Ego Vs. Selflessness
(first written 10 years ago)
I woke up this morning and read my obituary. No-no, it's not quite the way it sounds. What I mean is that symbolically I decided to bury my ego last night, and awoke to its death this morning.
I'd like to talk about that process for a minute. It's not really something you can do overnight. It's not like you can wake up and it'll be gone.
I keep wishing I could see my obituary in the paper. This desire has been going on for some time now, and I think it means I wish I could die and be someone else. It means I wish I could bury this person who has this ego and be someone who doesn't notice herself so much all the time.
But this ego was given to me when I was a kid. It's not something I woke up with one day clinging to my back. I had so many people when I was a kid telling me that I had something, or that I was something. My father's last words to me when I was 14 and he was dying were "You look so pretty today."
So I don't see this huge ego—that tells me I have to BE someone—as being all my fault. But it's there, and I'm the one who has to deal with it, right?
Nobody should be given the idea that they're going to be great someday. It made me feel like I didn't even have to try. It's not called giving someone confidence. It's called giving someone unreal expectations. It's something I felt was gonna happen no matter what I did. I had it and people would just naturally see it.
But they didn't. They don't.
And I have to face it. I'm not that "pretty." I'm average. A lot of people have told me that they know my twin (four times at one convention). So thanks, Dad. I could have used some other final words, you know.
I have this attitude that it's me who's important and not anyone else. So I'm here today to bury the "I" and focus on the "U". The U that is all of us. I want to focus on how we can go about doing that and become a better in the process.
I always thought of myself as a good person. I always thought people liked me. I thought I was likeable. But I find myself at age 68 facing loneliness due to friendlessness. I thought that if I moved, I could be happy somewhere else. But I cannot move away from me.
The change comes from within. You know, you hear that all the time. The change comes from within. Well, great! Wonderful! Whoopee! They don't tell you how to do that, though.
I'm going to try and see if I can make it work for me and if it does, I can share it here. How? I versus U.
You know, I was gonna start this with a little grammar lesson.
I and U are so far apart in the alphabet. It seems they never hang around together at all. And I comes before U in the alphabet, so doesn't that prove that we always should put ourselves first? Because if we don't, who will? And there's a lot that comes between I and U – there's J, K,L – etc. Just like there's a lot that comes between people and keeps them from communicating. You can't put JKL together and make a sentence. All you get for a vowel between I and U is O. Oh. But the words joke and poke – they both need an E.

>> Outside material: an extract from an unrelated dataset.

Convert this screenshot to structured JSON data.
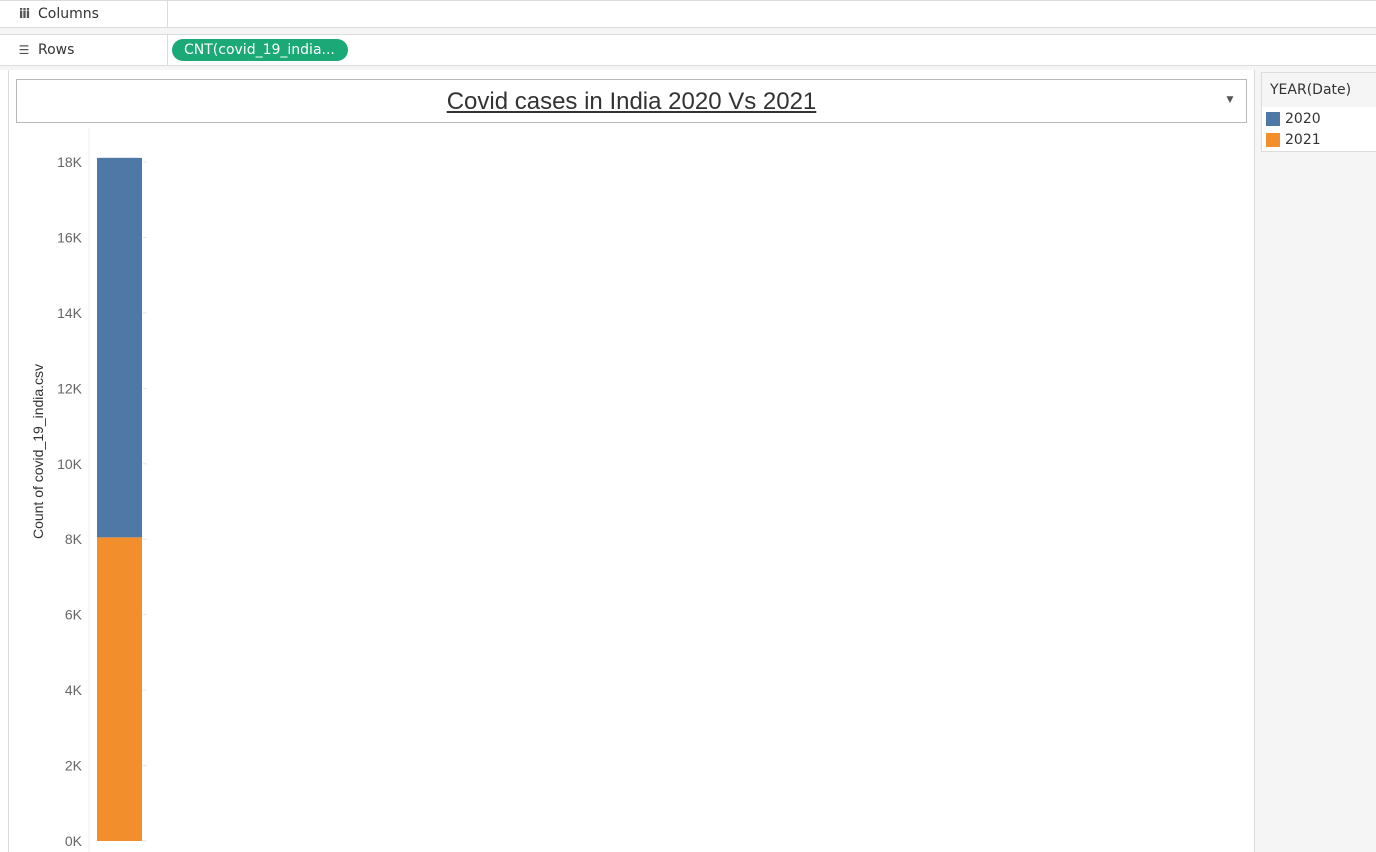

I have an acquaintance I'd love to be friends with, but it's not happening. I think we have a lot in common but for some reason she keeps herself at a distance from me and I don't know why. I thought it had something to do with the distance between I and U in the alphabet. I couldn't think of any words that used the two letters together, next to each other.
But I was driving one morning to a location on my GPS and I did at double take at the street name. Muirwood Drive. Muir was an environmentalist in Wisconsin awhile back. And that name, with the UI together like that, is one of the few instances where you see the use of those two letters together.
Notice the U comes first? Because when we talk about the environment, it should never be about ego – it should always be about Us. I love synchronicity. This word, Muir, is very symbolic of what we're talking about here.
It seems we all say "I" very often. I did this. I went there. How many of us in our conversation say "You did this" or "you went there"? We can't speak from the perspective of U. We can only speak using our own eyes, what we witness. And that gives "I" its importance.
We don't have to take away the importance of "I" to get rid of the ego. But we have to recognize the times when "U" is more important.
"I want to do this" has a totally different connotation that "U want to do this."
"I am right" is diametrically opposed to "U are right." Do you see how much better you feel when you recognize and concede to someone else's opinion? Can you see how much better you make them feel?
We may ask others to apologize but how often can we say "I am sorry."
The use of I means that we are not intimidating to U. It's about feeling good – and who should feel good. Do we claim that right, or do we give that right to someone else?
That's what we're looking at. We're looking at how to make U feel more important than I. And that's the whole basis of being a better person.
One way I'm going to suggest doing it is keeping Muir in your head. He asked us to remember the environment, and the environment is for all of us. Not just me.
I only means me. It is a very self-centered position. The more you use "I", the less people will listen to U.
But let's get to a lesson in using U. Say you're sitting at a bus stop. The bus doesn't stop. You stand there saying "Hey, I'm right here. What are U, some kind of jackass? Why didn't U stop?"
That's placing the blame on U. Now try placing it on I.
I didn't wave at the bus. When I saw it, I stepped away from the bus sign toward the place where I thought it would stop, but as I did so, the driver saw me only as walking away from the bus stop and figured that I saw it wasn't the bus I wanted.
I was at fault. I can't blame U.
See how that works?
The next time you think life is all about I, trying thinking about all the other people in the world. U and I might just get along a little better that way.